Wednesday, January 3, 2001
I turned down a cushy Park Avenue job to move to Steamboat Springs, Colo. New York City vs. Colorado. How much more different could you get?
I think it was my first trip to the library that made me realize I had made the right decision about choosing Steamboat over Manhattan.
I walked into the main entrance, and I was greeted by a big black Lab who came over and wanted me to pet her. There's nothing like this in Ohio, where I'm from, let alone in New York as far as I know. I thought, "This is great. I love it here!"
But there are a few things about Steamboat that bother me. First of all, why are there so many men here? The population appears to be 90 percent male. Where are all the members of the fairer sex? How are we supposed to find dates here? And what do all these men do for a living? It baffles me.
The cost of living also is something that is killing me. I make good money here at the Pilot, but when I spend nearly $700 a month for a one-bedroom apartment, there's not a lot left over for food, car insurance and other bills. Some months I wonder if I'll have enough money to even buy gas for the car to get back and forth to work. Why does it cost so much to live here? Why do I have to pay $2 for a half-gallon of milk? How are normal working people supposed to survive here? I realize this is a big resort town, but what about all of the Routt County families who have been here for generations? I think it's wrong that good people have to live in such remote areas as Oak Creek or Craig and commute all the way to Steamboat to work just because the cost of living here is so outrageous.
But I guess Manhattan would have been more expensive without the beautiful views and wonderful people.
I don't plan on ever leaving northwest Colorado, so buying a house is in my future. But how can someone like me even afford to buy land up here? It bothers me that half the homes in Steamboat are owned by out-of-towners who just come up here for vacations. They drive into town in their Lexus SUVs and $500 ski wear, spend the weekend and then drive back to the Front Range, where overpopulation and urban sprawl has taken over. Not to mention the increase in traffic, waiting in long lines at the grocery store and dodging beginner skiers on Mt. Werner.

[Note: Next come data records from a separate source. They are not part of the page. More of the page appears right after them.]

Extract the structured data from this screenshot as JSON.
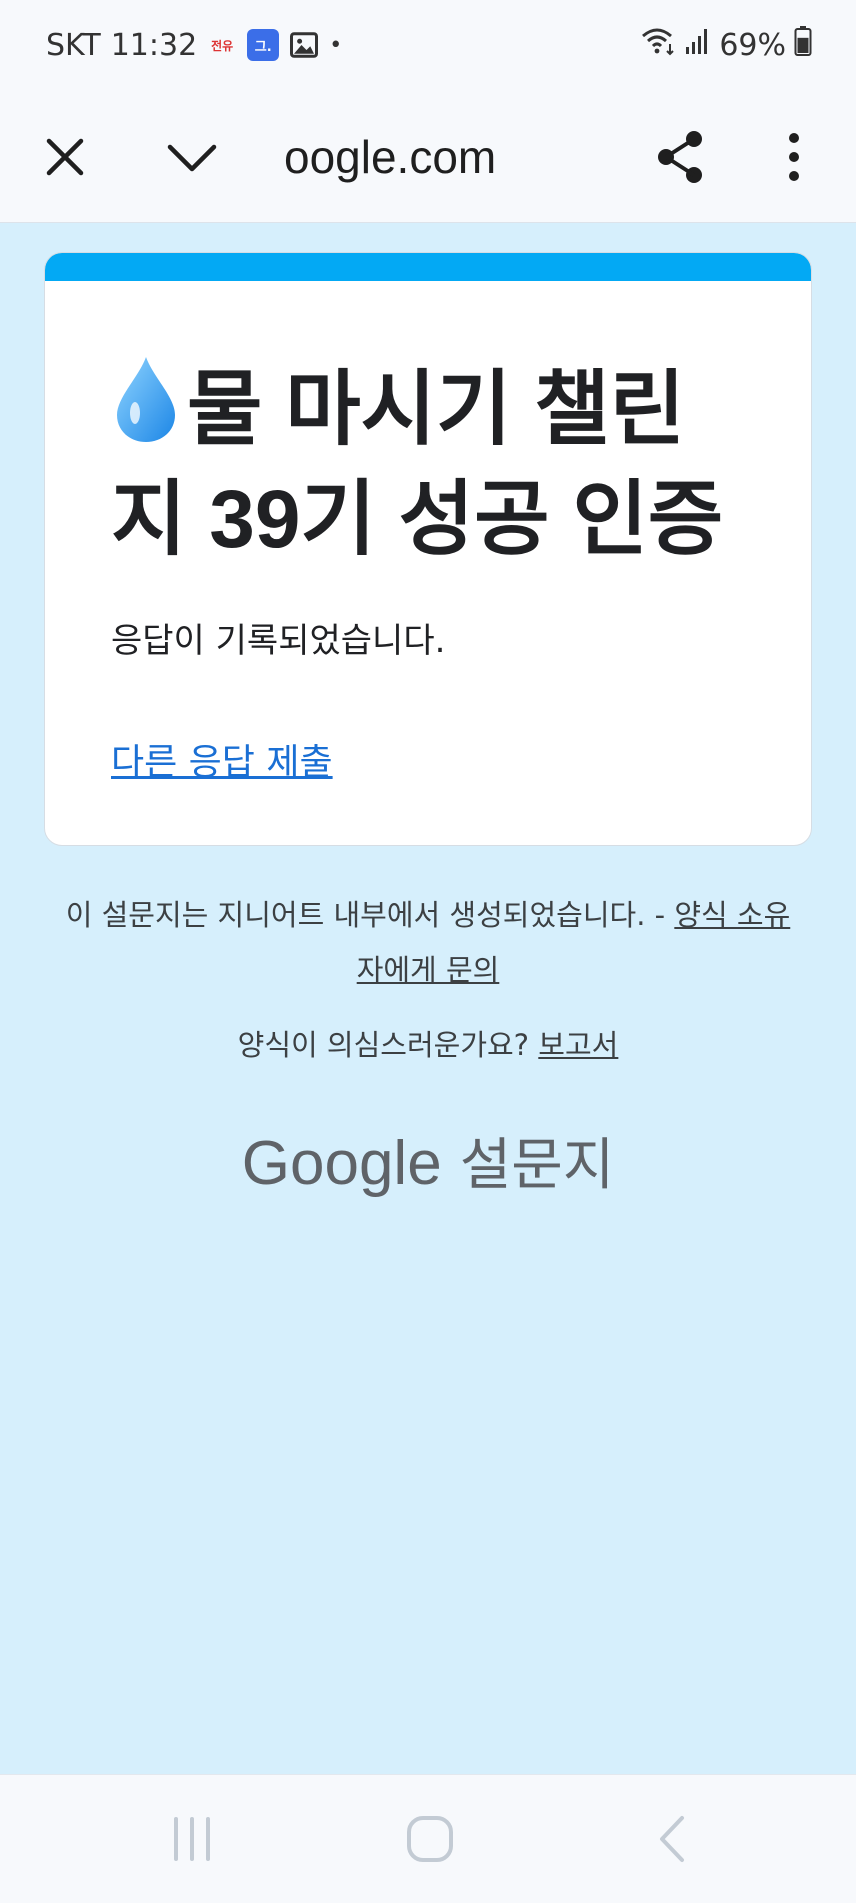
{
  "status_bar": {
    "carrier": "SKT",
    "time": "11:32",
    "notif_red_label": "전유",
    "notif_blue_label": "그.",
    "battery_percent": "69%",
    "battery_level": 0.69
  },
  "browser": {
    "url": "oogle.com",
    "close_icon": "close-icon",
    "minimize_icon": "chevron-down-icon",
    "share_icon": "share-icon",
    "menu_icon": "more-vert-icon"
  },
  "card": {
    "accent_color": "#03a9f4",
    "title": "물 마시기 챌린지 39기 성공 인증",
    "message": "응답이 기록되었습니다.",
    "link_label": "다른 응답 제출"
  },
  "footer": {
    "created_text": "이 설문지는 지니어트 내부에서 생성되었습니다. - ",
    "contact_link": "양식 소유자에게 문의",
    "report_text": "양식이 의심스러운가요? ",
    "report_link": "보고서",
    "brand_google": "Google",
    "brand_forms": "설문지"
  },
  "colors": {
    "page_background": "#d6effc",
    "link_blue": "#1a6fd4"
  }
}
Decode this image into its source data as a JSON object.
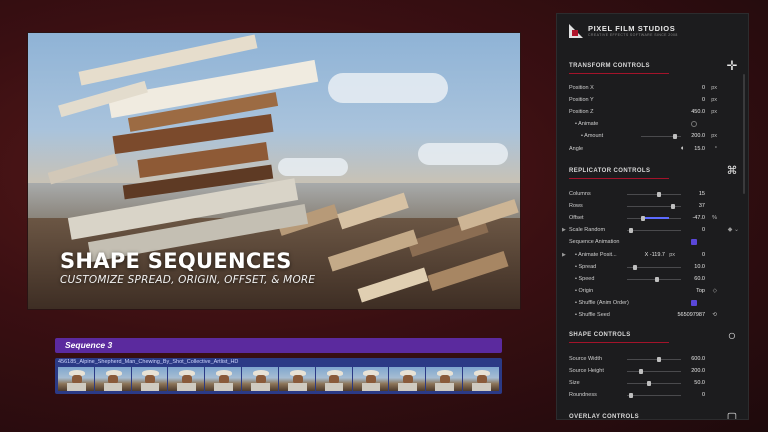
{
  "viewer": {
    "headline": "SHAPE SEQUENCES",
    "subline": "CUSTOMIZE SPREAD, ORIGIN, OFFSET, & MORE"
  },
  "timeline": {
    "sequence_label": "Sequence 3",
    "clip_name": "456185_Alpine_Shepherd_Man_Chewing_By_Shot_Collective_Artlist_HD",
    "thumbnail_count": 12
  },
  "panel": {
    "brand_name": "PIXEL FILM STUDIOS",
    "brand_tagline": "CREATIVE EFFECTS SOFTWARE SINCE 2008",
    "accent_color": "#a3132a",
    "transform": {
      "title": "TRANSFORM CONTROLS",
      "icon": "move-arrows-icon",
      "rows": [
        {
          "label": "Position X",
          "value": "0",
          "unit": "px"
        },
        {
          "label": "Position Y",
          "value": "0",
          "unit": "px"
        },
        {
          "label": "Position Z",
          "value": "450.0",
          "unit": "px"
        },
        {
          "label": "Animate",
          "value": "",
          "unit": ""
        },
        {
          "label": "Amount",
          "value": "200.0",
          "unit": "px"
        },
        {
          "label": "Angle",
          "value": "15.0",
          "unit": "°"
        }
      ]
    },
    "replicator": {
      "title": "REPLICATOR CONTROLS",
      "icon": "replicator-icon",
      "rows": [
        {
          "label": "Columns",
          "value": "15",
          "unit": ""
        },
        {
          "label": "Rows",
          "value": "37",
          "unit": ""
        },
        {
          "label": "Offset",
          "value": "-47.0",
          "unit": "%"
        },
        {
          "label": "Scale Random",
          "value": "0",
          "unit": ""
        },
        {
          "label": "Sequence Animation",
          "value": "",
          "unit": ""
        },
        {
          "label": "Animate Posit...",
          "value": "X -119.7",
          "unit": "px",
          "extra": "0"
        },
        {
          "label": "Spread",
          "value": "10.0",
          "unit": ""
        },
        {
          "label": "Speed",
          "value": "60.0",
          "unit": ""
        },
        {
          "label": "Origin",
          "value": "Top",
          "unit": "◇"
        },
        {
          "label": "Shuffle (Anim Order)",
          "value": "",
          "unit": ""
        },
        {
          "label": "Shuffle Seed",
          "value": "565097987",
          "unit": "⟲"
        }
      ]
    },
    "shape": {
      "title": "SHAPE CONTROLS",
      "icon": "circle-shape-icon",
      "rows": [
        {
          "label": "Source Width",
          "value": "600.0",
          "unit": ""
        },
        {
          "label": "Source Height",
          "value": "200.0",
          "unit": ""
        },
        {
          "label": "Size",
          "value": "50.0",
          "unit": ""
        },
        {
          "label": "Roundness",
          "value": "0",
          "unit": ""
        }
      ]
    },
    "overlay": {
      "title": "OVERLAY CONTROLS",
      "icon": "overlay-icon"
    }
  }
}
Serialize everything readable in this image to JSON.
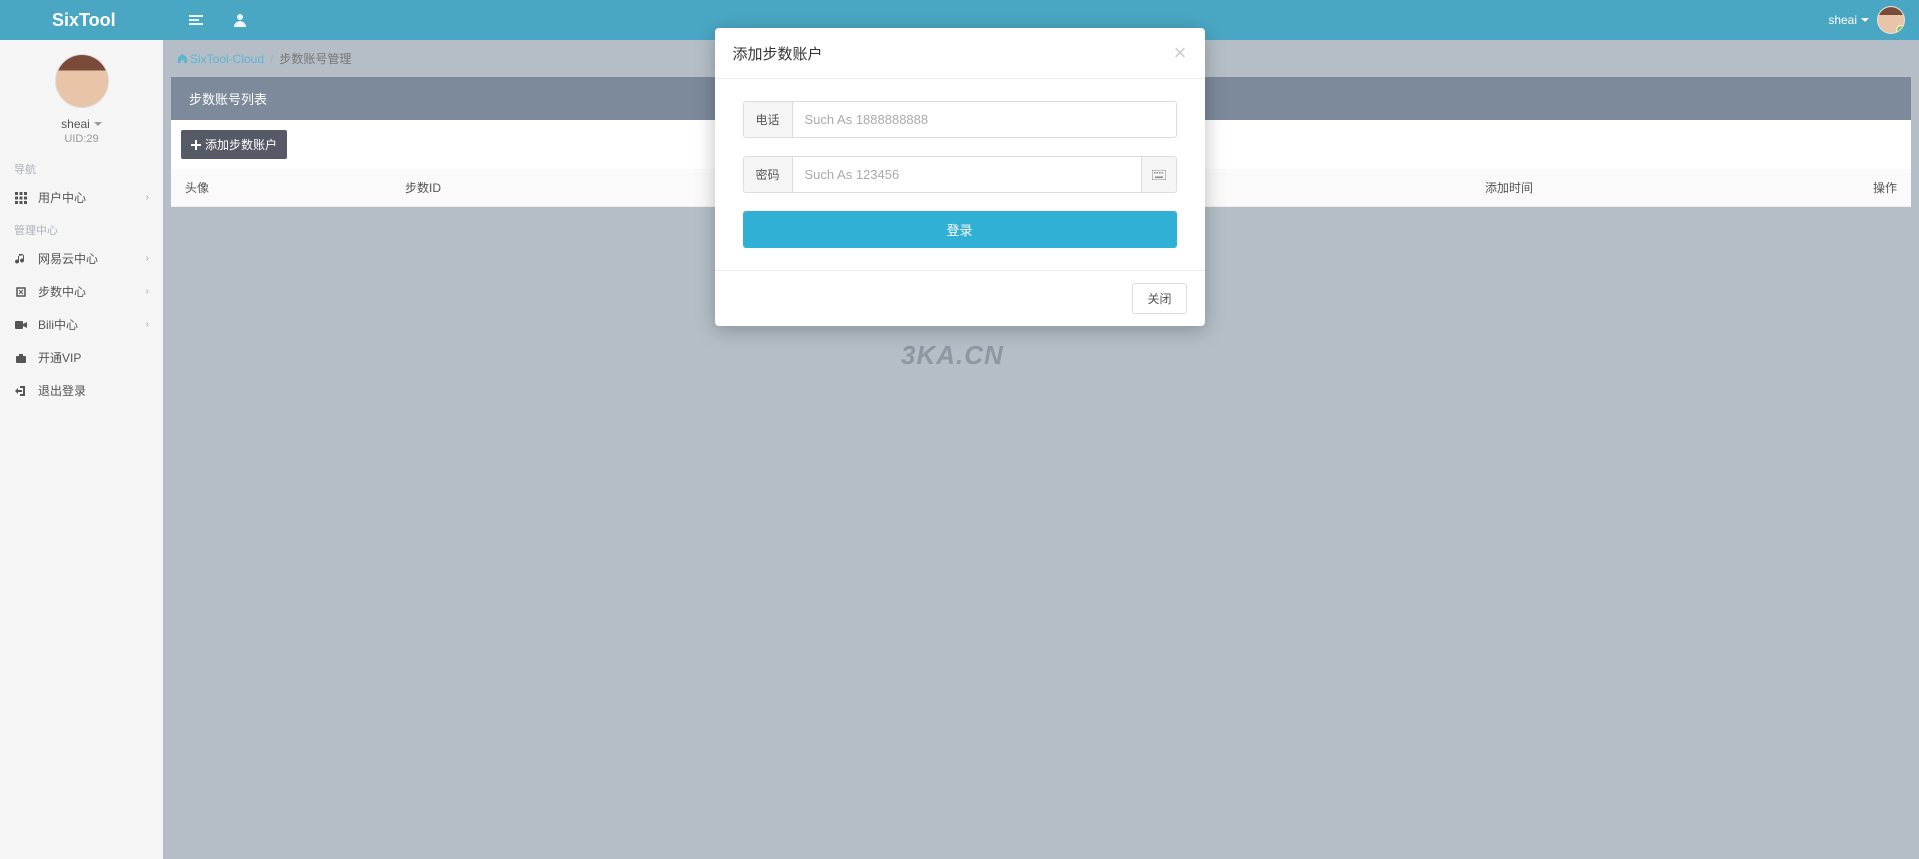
{
  "brand": "SixTool",
  "header": {
    "username": "sheai"
  },
  "profile": {
    "name": "sheai",
    "uid": "UID:29"
  },
  "sidebar": {
    "section1_header": "导航",
    "section2_header": "管理中心",
    "items": [
      {
        "label": "用户中心",
        "expandable": true
      },
      {
        "label": "网易云中心",
        "expandable": true
      },
      {
        "label": "步数中心",
        "expandable": true
      },
      {
        "label": "Bili中心",
        "expandable": true
      },
      {
        "label": "开通VIP",
        "expandable": false
      },
      {
        "label": "退出登录",
        "expandable": false
      }
    ]
  },
  "breadcrumb": {
    "home": "SixTool-Cloud",
    "current": "步数账号管理"
  },
  "panel": {
    "title": "步数账号列表",
    "add_button": "添加步数账户",
    "columns": [
      "头像",
      "步数ID",
      "添加时间",
      "操作"
    ]
  },
  "watermark": "3KA.CN",
  "modal": {
    "title": "添加步数账户",
    "phone_label": "电话",
    "phone_placeholder": "Such As 1888888888",
    "password_label": "密码",
    "password_placeholder": "Such As 123456",
    "login_button": "登录",
    "close_button": "关闭"
  }
}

But I know living here is worth it. None of us would be here if we didn't choose to be, and the high cost of living is a sacrifice we make for living in this awesome playground no doubt an outdoor enthusiast's paradise. I've never met anyone in town yet that isn't friendly (excluding the tourists, of course). We can ski five months a year in wonderful Champagne powder at one of the best ski areas in the world. We don't have traffic problems or pollution and the only crimes here seem to be lost dogs and too much partying. I'd say paradise comes at a price a nice price.